Saved entries
===============

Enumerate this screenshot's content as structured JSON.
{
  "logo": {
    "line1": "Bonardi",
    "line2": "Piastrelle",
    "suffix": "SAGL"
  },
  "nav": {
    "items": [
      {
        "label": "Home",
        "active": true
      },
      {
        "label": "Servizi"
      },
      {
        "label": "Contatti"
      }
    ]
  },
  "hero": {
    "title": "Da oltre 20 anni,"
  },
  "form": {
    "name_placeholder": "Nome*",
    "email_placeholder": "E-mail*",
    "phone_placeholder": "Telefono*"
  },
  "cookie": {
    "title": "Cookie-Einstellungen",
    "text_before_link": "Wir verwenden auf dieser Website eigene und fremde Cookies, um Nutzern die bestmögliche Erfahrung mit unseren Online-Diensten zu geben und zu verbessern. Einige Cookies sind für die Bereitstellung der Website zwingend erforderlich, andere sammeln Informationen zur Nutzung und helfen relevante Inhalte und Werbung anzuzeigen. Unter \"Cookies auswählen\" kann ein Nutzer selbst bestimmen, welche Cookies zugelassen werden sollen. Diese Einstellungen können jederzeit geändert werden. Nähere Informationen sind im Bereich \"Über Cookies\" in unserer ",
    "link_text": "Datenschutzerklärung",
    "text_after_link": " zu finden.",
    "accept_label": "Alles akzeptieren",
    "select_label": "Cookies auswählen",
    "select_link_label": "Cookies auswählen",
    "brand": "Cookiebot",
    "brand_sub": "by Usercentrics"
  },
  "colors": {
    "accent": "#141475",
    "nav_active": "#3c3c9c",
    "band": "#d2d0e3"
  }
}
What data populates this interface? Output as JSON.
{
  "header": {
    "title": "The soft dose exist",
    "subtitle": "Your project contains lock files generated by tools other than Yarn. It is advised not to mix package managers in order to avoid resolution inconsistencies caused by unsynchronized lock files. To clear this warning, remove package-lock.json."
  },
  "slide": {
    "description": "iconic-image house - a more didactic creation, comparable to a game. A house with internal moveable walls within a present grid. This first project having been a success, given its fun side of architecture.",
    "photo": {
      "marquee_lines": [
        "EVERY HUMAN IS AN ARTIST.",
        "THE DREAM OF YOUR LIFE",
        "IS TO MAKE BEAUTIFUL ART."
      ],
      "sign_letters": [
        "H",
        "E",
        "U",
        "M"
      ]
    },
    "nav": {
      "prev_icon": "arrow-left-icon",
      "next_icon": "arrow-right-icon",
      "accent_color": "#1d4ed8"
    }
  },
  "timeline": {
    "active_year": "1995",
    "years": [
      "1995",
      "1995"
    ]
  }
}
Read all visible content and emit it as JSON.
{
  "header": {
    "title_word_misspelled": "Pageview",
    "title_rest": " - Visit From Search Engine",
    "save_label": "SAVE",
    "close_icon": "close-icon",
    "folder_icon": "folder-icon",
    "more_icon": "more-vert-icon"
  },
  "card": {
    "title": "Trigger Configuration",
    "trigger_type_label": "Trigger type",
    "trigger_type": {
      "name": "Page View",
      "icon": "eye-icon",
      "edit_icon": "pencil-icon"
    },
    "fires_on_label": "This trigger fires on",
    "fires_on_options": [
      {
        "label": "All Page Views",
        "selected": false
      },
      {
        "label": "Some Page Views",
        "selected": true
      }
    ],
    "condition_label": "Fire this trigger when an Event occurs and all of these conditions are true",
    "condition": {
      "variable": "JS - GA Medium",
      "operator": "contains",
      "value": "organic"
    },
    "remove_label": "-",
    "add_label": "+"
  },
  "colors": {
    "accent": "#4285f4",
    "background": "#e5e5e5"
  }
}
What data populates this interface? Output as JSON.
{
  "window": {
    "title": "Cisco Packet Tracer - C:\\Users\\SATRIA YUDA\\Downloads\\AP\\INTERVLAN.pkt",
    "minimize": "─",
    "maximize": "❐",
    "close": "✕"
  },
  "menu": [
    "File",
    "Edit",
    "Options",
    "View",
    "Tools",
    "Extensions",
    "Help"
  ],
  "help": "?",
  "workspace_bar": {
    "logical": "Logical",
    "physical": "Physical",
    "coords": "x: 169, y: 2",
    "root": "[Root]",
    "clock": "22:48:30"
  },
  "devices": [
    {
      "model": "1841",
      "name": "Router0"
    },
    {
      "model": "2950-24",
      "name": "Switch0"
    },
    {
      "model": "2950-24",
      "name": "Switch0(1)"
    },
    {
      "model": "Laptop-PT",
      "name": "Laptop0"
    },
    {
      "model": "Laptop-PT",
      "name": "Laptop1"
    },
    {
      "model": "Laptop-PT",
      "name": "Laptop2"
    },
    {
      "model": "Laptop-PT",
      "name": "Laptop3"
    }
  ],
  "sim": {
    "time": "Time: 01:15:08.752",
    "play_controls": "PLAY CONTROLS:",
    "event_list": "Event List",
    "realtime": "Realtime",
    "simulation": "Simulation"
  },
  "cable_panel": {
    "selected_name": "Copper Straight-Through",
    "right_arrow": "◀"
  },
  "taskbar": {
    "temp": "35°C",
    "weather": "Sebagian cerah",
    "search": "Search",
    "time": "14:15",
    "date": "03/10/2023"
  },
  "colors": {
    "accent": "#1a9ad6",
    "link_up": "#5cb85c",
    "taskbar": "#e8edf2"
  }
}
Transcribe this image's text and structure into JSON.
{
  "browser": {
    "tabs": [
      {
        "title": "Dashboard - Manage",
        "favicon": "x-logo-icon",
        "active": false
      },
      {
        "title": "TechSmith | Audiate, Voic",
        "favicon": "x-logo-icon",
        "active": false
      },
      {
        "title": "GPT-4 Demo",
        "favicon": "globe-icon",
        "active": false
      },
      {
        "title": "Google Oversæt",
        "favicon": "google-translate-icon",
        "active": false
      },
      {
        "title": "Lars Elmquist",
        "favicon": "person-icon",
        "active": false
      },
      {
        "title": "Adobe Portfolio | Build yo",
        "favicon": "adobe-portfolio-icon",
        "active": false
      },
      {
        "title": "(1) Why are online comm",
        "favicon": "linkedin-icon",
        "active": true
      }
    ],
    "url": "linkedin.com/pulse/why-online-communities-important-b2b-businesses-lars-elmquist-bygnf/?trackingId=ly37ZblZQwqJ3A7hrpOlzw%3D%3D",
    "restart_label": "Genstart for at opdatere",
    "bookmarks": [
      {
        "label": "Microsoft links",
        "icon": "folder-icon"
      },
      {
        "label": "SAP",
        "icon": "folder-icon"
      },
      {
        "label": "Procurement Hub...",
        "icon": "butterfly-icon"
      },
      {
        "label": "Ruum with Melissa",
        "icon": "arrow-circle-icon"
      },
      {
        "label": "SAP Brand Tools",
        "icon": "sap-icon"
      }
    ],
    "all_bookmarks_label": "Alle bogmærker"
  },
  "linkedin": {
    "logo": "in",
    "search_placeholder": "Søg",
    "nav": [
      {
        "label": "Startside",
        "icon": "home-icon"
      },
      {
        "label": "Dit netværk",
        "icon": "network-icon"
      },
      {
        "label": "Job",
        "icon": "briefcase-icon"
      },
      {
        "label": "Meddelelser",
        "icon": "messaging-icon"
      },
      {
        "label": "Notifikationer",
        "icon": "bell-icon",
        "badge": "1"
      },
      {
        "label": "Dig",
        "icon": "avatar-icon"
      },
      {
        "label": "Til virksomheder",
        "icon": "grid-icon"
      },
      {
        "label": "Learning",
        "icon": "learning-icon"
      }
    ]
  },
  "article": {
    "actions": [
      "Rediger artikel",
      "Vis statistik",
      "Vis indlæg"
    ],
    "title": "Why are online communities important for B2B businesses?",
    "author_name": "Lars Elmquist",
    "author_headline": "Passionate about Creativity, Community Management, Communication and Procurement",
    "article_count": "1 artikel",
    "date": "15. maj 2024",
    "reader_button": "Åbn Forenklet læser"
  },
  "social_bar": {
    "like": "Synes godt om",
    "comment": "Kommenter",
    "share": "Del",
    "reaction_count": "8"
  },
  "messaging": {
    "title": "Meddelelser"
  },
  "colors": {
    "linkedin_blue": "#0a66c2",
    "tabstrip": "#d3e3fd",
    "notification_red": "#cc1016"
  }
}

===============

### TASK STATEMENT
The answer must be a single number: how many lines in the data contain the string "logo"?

### ANSWER SECTION
4